Although A Thousand Ships felt more like a collection of short stories than a novel, I enjoyed reading it and am now wondering whether I should try Natalie Haynes’ previous Greek retelling, The Children of Jocasta.

Thanks to Mantle for providing a copy of this book for review via NetGalley.

The Silence of the Girls by Pat Barker

There have been a number of novels published recently which look at Greek myths and legends from a feminine perspective. In the last few months I have enjoyed reading Circe by Madeline Miller, which tells the story of the witch Circe from the Odyssey, and For the Immortal by Emily Hauser, the story of Hippolyta the Amazon queen. Pat Barker’s new novel, The Silence of the Girls is another, this time bringing to life the character of Briseis and the events of Homer’s Iliad.

When the city of Lyrnessus falls to the Greeks during the Trojan War, Briseis loses her husband, King Mynes, and her father and brothers. The surviving women are shared out amongst the Greek conquerors as prizes of war and Briseis finds that she is given to the great warrior Achilles as a slave. The events which follow, such as the quarrel which breaks out between Achilles and Agamemnon, King of Mycenae, over the possession of Briseis, and the fate of Patroclus when he impersonates Achilles on the battlefield, will already be known to anyone familiar with the Iliad. If all of this is new to you, though, don’t worry – no knowledge of Homer’s epic is necessary and Pat Barker makes it very easy to follow what is happening.

Most of the novel is narrated by Briseis herself and I found her a very engaging narrator. The nature of her story and the ordeals she faces make her an easy character to sympathise with; I was given a good understanding of how she felt about losing her freedom, becoming a slave and being at the mercy of the men responsible for murdering her family and destroying her city. This is quite a dark novel and Barker doesn’t hold back when describing the brutality of the men in the Greek army, both on and off the battlefield.
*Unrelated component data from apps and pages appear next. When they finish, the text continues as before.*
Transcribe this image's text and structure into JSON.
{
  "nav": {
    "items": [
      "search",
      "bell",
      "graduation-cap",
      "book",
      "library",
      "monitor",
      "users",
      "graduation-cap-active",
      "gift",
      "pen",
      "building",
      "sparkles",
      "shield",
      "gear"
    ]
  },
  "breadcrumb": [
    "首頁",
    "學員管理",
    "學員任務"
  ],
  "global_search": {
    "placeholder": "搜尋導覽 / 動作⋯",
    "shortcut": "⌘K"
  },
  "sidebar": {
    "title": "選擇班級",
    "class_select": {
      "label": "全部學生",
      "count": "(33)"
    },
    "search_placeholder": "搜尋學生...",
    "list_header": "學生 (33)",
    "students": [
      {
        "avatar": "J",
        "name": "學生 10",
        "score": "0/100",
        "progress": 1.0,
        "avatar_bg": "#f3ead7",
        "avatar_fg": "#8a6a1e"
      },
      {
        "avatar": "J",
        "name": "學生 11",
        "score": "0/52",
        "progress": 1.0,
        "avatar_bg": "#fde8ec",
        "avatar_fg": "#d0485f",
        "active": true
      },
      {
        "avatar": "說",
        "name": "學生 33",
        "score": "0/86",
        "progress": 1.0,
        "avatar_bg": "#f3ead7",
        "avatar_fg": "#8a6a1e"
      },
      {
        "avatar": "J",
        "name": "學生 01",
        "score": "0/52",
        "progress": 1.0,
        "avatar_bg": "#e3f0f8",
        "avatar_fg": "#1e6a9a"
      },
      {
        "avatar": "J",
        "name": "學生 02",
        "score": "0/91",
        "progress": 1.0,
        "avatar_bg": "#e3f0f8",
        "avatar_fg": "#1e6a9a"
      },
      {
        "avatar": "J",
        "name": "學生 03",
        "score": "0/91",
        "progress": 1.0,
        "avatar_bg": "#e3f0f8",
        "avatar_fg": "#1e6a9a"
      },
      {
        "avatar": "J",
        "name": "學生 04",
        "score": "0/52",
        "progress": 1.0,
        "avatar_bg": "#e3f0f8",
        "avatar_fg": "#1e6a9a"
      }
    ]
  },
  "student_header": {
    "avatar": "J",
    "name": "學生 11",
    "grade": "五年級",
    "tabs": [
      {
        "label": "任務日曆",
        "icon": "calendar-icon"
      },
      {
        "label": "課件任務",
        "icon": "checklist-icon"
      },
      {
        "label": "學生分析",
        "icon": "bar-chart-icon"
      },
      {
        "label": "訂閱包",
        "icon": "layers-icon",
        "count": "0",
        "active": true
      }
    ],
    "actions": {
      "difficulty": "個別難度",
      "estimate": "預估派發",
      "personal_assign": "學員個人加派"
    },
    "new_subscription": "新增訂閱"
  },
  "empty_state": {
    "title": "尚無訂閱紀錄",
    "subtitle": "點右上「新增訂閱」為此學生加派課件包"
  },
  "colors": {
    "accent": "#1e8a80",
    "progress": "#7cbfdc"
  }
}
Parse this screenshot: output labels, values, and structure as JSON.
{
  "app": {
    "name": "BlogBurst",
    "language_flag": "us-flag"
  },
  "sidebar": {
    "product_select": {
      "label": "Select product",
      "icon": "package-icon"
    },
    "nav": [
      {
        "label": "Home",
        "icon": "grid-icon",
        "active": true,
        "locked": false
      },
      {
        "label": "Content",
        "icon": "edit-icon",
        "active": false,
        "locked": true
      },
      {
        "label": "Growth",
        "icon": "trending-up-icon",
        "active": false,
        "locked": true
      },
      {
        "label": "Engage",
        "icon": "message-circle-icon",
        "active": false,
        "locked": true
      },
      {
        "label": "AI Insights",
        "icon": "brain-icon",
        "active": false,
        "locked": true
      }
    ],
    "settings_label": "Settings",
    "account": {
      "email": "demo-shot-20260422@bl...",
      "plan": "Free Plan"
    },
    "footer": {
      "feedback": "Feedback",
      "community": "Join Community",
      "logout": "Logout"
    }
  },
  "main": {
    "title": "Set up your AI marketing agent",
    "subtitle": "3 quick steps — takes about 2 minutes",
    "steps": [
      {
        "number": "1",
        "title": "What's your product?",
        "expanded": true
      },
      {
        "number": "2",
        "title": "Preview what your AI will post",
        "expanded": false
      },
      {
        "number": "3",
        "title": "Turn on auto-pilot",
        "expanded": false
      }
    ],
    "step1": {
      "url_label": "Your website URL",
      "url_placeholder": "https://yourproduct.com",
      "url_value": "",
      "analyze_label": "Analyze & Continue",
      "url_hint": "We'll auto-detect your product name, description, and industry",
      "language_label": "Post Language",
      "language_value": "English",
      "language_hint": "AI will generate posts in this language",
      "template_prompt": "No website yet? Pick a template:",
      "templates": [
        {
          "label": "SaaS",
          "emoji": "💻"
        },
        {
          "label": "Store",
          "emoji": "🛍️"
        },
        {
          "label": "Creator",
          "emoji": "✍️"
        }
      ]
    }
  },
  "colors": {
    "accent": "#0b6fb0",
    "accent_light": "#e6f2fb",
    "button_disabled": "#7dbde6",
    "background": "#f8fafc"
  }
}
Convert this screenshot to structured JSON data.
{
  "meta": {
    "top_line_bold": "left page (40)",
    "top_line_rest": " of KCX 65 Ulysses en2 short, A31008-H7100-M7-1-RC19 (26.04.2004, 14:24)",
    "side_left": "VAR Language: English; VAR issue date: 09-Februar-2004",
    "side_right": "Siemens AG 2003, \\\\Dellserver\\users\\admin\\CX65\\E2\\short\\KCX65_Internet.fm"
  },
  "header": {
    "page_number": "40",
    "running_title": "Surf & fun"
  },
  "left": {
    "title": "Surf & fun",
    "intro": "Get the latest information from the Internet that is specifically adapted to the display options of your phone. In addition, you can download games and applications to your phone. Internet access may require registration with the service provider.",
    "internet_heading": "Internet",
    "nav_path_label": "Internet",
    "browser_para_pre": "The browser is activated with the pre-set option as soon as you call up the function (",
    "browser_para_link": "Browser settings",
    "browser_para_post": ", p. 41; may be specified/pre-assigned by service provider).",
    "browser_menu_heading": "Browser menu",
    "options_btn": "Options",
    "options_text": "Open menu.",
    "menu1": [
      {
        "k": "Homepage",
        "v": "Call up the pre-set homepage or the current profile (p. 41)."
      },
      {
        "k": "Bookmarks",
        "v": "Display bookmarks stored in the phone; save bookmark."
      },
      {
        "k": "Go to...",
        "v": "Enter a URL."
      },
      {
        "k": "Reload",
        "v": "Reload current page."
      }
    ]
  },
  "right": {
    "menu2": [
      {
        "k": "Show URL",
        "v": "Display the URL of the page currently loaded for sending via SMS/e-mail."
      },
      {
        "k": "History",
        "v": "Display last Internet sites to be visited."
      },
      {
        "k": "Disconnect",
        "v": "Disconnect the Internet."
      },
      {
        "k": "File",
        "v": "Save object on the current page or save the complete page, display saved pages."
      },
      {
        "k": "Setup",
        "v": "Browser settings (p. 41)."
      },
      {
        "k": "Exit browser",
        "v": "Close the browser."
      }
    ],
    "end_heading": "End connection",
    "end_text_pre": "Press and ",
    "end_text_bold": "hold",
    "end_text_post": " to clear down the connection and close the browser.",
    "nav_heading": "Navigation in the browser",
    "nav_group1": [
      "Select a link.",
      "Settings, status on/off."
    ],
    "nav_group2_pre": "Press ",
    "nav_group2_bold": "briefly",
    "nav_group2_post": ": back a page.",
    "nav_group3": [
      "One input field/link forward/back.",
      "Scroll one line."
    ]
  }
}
I was surprised to find that there are also some chapters written from the perspective of Achilles, who is very much the villain of the book. Although seeing Achilles’ side of the story certainly didn’t make me warm to him at all, it was good to get a different point of view, especially as it allowed us to see scenes and hear conversations that took place when Briseis was not present. However, because of the title of the book, I think it would have been nice if more female characters had been given a voice so that the silence of more than just one girl could be broken. We do meet some of the other women in the Greek camp, but only through Briseis’ eyes and Briseis is the only one we get to know in any depth.

I did really enjoy this book, though. It’s well written, very readable, and a fascinating portrayal of Ancient Greek society. If you’re interested in reading more about Briseis, you could try Hand of Fire by Judith Starkston and For the Most Beautiful by Emily Hauser. She also appears in Madeline Miller’s The Song of Achilles, which will give you a very different view of Achilles as well!

This is book 12/20 of my 20 Books of Summer.

Thanks to Penguin for providing a copy of this book for review via NetGalley.